But there’s a big difference in the scoop mentality today. Just five years ago, the mainstream media could afford to sit on a scoop for a day in order to make sure every fact was iron-clad correct. Even in the days when cities had multiple newspapers, the deadline cycle meant journalists had most of the day to check facts, confirm information, and then check again.

In today’s 24-hour news cycle, with competition from entertainment sites and cable opinion shows, journalists now feel they have to rush to get information out as quickly as they can. This rush to judgement can lead to embrassing mistakes, mistakes that further hurt our credibililty.

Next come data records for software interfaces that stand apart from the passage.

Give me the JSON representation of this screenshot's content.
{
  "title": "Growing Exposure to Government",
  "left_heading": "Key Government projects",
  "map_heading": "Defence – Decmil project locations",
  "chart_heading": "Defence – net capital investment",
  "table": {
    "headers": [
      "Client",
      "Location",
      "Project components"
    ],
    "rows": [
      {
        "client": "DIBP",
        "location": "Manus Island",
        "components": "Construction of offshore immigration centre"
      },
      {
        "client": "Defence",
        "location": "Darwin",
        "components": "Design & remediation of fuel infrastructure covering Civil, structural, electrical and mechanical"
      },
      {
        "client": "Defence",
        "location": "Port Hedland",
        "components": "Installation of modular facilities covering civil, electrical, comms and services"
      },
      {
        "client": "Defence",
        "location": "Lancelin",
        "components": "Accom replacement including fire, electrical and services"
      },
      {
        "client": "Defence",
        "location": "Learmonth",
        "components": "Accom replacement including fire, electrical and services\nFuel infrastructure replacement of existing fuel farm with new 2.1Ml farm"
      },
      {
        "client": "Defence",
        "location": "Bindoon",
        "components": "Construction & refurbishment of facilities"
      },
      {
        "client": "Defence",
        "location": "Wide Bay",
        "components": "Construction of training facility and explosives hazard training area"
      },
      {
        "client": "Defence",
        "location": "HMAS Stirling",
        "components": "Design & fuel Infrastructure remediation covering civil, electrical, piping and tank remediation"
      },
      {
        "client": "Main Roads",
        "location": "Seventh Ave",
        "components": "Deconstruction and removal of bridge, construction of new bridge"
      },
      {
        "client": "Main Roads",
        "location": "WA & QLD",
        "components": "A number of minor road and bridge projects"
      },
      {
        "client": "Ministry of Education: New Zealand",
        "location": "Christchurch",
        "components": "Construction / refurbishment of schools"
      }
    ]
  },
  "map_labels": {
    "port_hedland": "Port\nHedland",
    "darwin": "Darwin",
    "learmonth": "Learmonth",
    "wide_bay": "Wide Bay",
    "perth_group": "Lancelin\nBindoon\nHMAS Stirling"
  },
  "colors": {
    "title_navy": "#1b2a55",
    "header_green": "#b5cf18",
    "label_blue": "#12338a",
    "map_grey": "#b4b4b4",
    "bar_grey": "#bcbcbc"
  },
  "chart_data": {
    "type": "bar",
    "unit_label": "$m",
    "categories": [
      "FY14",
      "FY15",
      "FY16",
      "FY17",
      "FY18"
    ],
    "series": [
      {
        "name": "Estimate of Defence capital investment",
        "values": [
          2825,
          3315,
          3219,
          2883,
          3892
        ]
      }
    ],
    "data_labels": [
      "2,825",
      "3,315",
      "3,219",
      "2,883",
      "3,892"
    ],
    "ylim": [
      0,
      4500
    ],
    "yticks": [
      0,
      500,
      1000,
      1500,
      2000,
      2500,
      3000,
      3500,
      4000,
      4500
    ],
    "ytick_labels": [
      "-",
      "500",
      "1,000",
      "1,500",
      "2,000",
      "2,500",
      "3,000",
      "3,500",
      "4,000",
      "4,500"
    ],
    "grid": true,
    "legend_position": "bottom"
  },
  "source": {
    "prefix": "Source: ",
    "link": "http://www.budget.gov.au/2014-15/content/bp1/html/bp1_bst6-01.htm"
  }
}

I’ll have the full column posted in a few days.

The views expressed on this blog are mine alone.

Tiger Woods. Two words that have media jump for joy. Forget about additional troops to Afghanistan, a double-digit unemployment rate and the health care debate. Tiger getting jiggywith other women and his wife apparently going ghetto on him sent the media in a tizzy. Tiger’s answer to it all: he pled for his privacy.

Through this entire melodrama, Tiger has been right about one thing — this isn’t anyone’s business but his and his family’s.

I’m a life-long journalist who strongly believes public officials and figures should be held accountable for actions that have a negative impact on the public. I argued that point and fought hard for that principal when I served as national president of the Society of Professional Journalists. But there’s something about this Tiger business that leaves a bad taste in my mouth.

He did not squander public money. He did not embezel funds. He did not have an affair with someone who could impact legislation. He committed “transgressions” that may include having sex with women who are not his wife.

The advent of the 24-hour digital news cycle and niche celebrity sites puts the private lives of public figures in the spotlight — fairly or not. I just can’t help wonder whether the constant parade of stories about his or her affair ends up demeaning a profession that has so many other issues to tackle.

The views expressed on this blog are mine alone.